A. In terms of potential transit network planning; we have some catch-up to do if we are looking to other cities with more rapid transit as best practices examples. We are at an early stage in the planning process. Once funding is in place, there are processes and protocols required to identify how the project will be delivered, including requirements for public engagement and transparency.
Q. While I do love the Relief Line concept, I am concerned about the impact of its construction on heritage buildings in the neighbourhood. Some of the houses in this neighbourhood are over 150 years old.
A. Consideration of potential impacts to cultural and heritage features is one of the criteria that we are using as part of our evaluation process to determine the preferred route and station locations. The construction technology has not been confirmed at this point in the process, but will likely be similar to the technology used on the Eglinton Crosstown (e.g., twin-bore tunnels). Tunnels will be located significantly below the ground and mainly along public rights of way. If we have to tunnel under private property we would investigate mitigation measures to manage potential impacts.
Q. Is there something that distinguishes the Relief Line from SmartTrack? How can we compel Council to prioritize the Relief Line over SmartTrack?
A. We are preparing business cases to help Council make an informed decision on priorities. If you read through our most recent report, projected 2031 ridership demand indicates we will need both the Relief Line and SmartTrack. They are both priorities but have different phasing for implementation.

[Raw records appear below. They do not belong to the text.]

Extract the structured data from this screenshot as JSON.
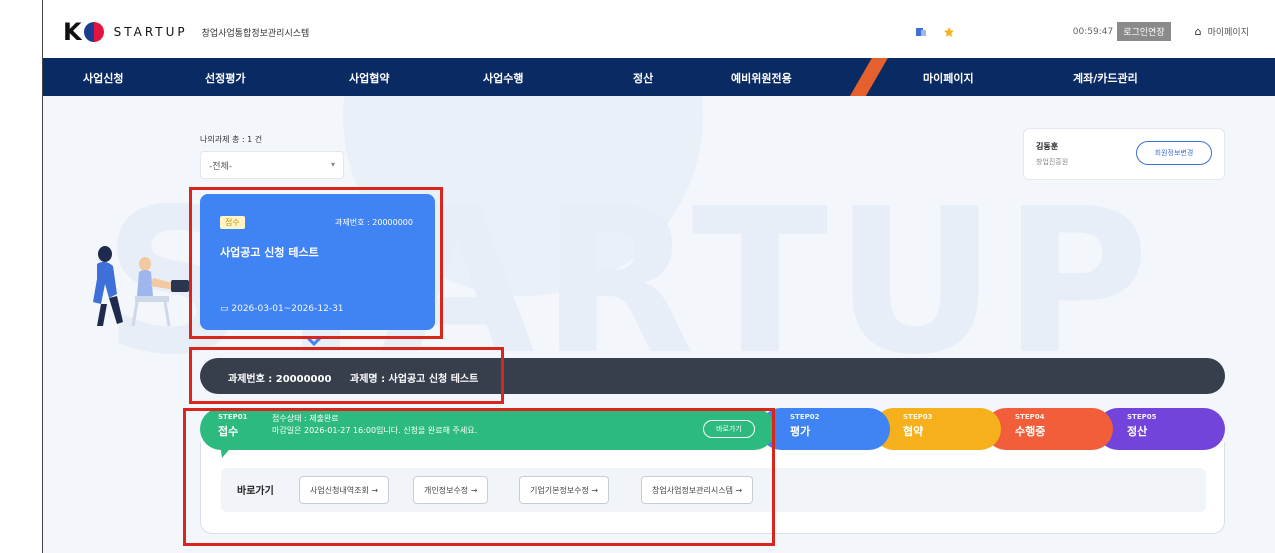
{
  "header": {
    "logo_k": "K",
    "logo_startup": "STARTUP",
    "system_name": "창업사업통합정보관리시스템",
    "timer": "00:59:47",
    "extend_login_label": "로그인연장",
    "home_label": "마이페이지"
  },
  "nav": {
    "items": [
      "사업신청",
      "선정평가",
      "사업협약",
      "사업수행",
      "정산",
      "예비위원전용",
      "마이페이지",
      "계좌/카드관리"
    ]
  },
  "filter": {
    "count_text": "나의과제 총 : 1 건",
    "select_value": "-전체-"
  },
  "user_card": {
    "name": "김동훈",
    "role": "창업진흥원",
    "info_button": "회원정보변경"
  },
  "task_card": {
    "badge": "접수",
    "task_number": "과제번호 : 20000000",
    "title": "사업공고 신청 테스트",
    "date_range": "2026-03-01~2026-12-31"
  },
  "info_bar": {
    "task_number": "과제번호 : 20000000",
    "task_name": "과제명 : 사업공고 신청 테스트"
  },
  "steps": {
    "step1": {
      "no": "STEP01",
      "name": "접수",
      "status": "접수상태 : 제출완료",
      "note": "마감일은 2026-01-27 16:00입니다. 신청을 완료해 주세요.",
      "button": "바로가기"
    },
    "step2": {
      "no": "STEP02",
      "name": "평가"
    },
    "step3": {
      "no": "STEP03",
      "name": "협약"
    },
    "step4": {
      "no": "STEP04",
      "name": "수행중"
    },
    "step5": {
      "no": "STEP05",
      "name": "정산"
    }
  },
  "quick_links": {
    "label": "바로가기",
    "buttons": [
      "사업신청내역조회 →",
      "개인정보수정 →",
      "기업기본정보수정 →",
      "창업사업정보관리시스템 →"
    ]
  },
  "background": {
    "watermark": "STARTUP"
  },
  "colors": {
    "nav": "#0a2a63",
    "task_card": "#4083f4",
    "step1": "#2cba7e",
    "step2": "#4083f4",
    "step3": "#f6b01b",
    "step4": "#f25e3a",
    "step5": "#7344dc",
    "highlight": "#d9261c"
  }
}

A more detailed report of all consultation activities will be made available after this phase of consultation.